Ronald Rebholz, professor of English and director of the Writing and Critical Thinking program, was invited to a meeting of the CIV review committee on Nov. 18, to talk with committee members about the possible integration of the writing requirement with the Area One requirement.
"I think they're beginning to make up their minds about some things, but are still at a preliminary stage in the discussion of a possible link of the writing requirement with the Area One requirement," Rebholz said.
"I went to the meeting with real concerns about that link and about how they intend to staff writing courses. And I came away with all my concerns still intact. I did not hear any model suggested that would guarantee, to my satisfaction, that a link between Area One and the writing requirement would achieve the kind of excellence of teaching that we currently achieve in Writing and Critical Thinking."
Rebholz said that he had several objections to the proposed "one plus two" model.
"The second quarters, winter and spring, wouldn't give anybody an opportunity to achieve what CIV has achieved in the best tracks, which is some kind of relatively comprehensive, chronological study of some Western and some non-Western cultures and the meaning of culture," he said. "I think the 'one plus two' model would, in effect, destroy all the CIV tracks that are striving for that objective. I wouldn't want to be involved in it.
"I brought that up with John Bender, who said that perhaps people would give lectures twice so there would be no more than 250 students in each lecture," Rebholz said. "But once you get over 100, you might as well be lecturing to 1,000. It's a disaster."
The report notes that earlier discussions about "ways of making Area One harmonize with the promising new emphasis on Introductory Studies, featuring such challenging ideas as a proposed Freshman Seminars program for all students" gave rise to "unfortunate rumors" that CIV was being cut and lecturers would be eliminated.
It goes on to say that "the committee supports as of now a three-quarter requirement (which probably precludes any linkage with Frosh Seminars) and an emphasis on highly qualified lecturers to teach in the course."
The interim report does not make clear what would happen to the 37 postdoctoral lecturers who teach more than 90 discussion sections in the current CIV program. Nor are expectations spelled out for the 20 regular faculty members who serve as track chairs and lecturers.
The report says that there is an "imperative" need to "pay attention to the success, the service and quality of the post-doctoral lecturers who have taught so well in Area One, to utilize the talents of such people in the future, and to lift, not lower, the morale of the staff and the dedicated, distinguished regular faculty" who teach in the CIV program.

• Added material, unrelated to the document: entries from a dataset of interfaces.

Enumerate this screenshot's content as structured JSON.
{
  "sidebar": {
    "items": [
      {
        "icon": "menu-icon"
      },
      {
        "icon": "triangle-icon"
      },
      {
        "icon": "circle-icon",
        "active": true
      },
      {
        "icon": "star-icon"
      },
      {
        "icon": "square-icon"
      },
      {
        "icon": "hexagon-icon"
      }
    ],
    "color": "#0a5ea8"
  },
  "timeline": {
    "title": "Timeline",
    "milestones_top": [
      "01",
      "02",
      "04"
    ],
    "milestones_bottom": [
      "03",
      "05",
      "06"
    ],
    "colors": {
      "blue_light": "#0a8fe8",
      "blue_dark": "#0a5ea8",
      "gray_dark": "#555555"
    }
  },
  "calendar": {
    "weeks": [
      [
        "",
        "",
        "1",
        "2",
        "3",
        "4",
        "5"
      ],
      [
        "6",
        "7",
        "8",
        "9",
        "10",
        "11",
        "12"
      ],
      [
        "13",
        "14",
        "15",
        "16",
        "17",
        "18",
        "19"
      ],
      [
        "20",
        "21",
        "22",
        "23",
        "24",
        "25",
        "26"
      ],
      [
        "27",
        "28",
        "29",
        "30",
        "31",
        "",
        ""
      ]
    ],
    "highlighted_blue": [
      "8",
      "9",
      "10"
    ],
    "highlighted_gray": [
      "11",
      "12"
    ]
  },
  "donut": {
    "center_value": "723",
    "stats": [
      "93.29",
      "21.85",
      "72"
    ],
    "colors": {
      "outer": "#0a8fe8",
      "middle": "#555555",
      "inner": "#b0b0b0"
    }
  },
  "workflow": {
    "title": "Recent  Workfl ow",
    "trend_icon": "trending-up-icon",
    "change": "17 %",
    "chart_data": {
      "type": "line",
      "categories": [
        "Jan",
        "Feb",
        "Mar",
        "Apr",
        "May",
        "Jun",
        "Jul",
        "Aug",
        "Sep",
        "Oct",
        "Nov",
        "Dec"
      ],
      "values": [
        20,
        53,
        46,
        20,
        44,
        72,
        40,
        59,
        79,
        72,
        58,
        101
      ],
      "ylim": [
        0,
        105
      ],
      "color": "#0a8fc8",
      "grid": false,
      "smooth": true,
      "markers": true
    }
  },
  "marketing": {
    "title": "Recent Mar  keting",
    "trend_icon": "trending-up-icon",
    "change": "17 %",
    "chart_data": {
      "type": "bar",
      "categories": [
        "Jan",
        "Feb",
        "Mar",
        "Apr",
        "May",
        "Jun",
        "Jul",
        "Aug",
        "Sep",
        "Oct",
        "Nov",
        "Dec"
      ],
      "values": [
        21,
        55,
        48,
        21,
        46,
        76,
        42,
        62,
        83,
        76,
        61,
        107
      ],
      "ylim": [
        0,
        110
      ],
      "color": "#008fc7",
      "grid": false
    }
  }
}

"The idea is not to get rid of lecturers, but to have nationwide searches for such people, and to make sure that it's a three-year appointment," Polhemus said.
According to the interim report, in April and May of 1996 the review committee agreed that course sequences should "focus instruction on intensive reading and study of important, primary texts." The revised course sequences "must be structured around defined themes and critical questions," the report says, and "must, in the main, be organized chronologically."
"We're just saying that it should be focused on texts, not which texts," Polhemus said. "We're not trying to go back to a prescribed reading list or a canon. The faculty would have to choose the texts; it would have to work that way."
Bender said that committee members spent most of the first year trying to design "simpler legislation" for a revised program.
"We're trying to craft simpler legislation, but not in any way to abandon the goals that were embodied in the earlier legislation with regard to diversity of culture, gender and so forth," he said. "It would be totally wrong to represent this as an attempt to somehow go back to Western Culture. There's no one who wants to do that."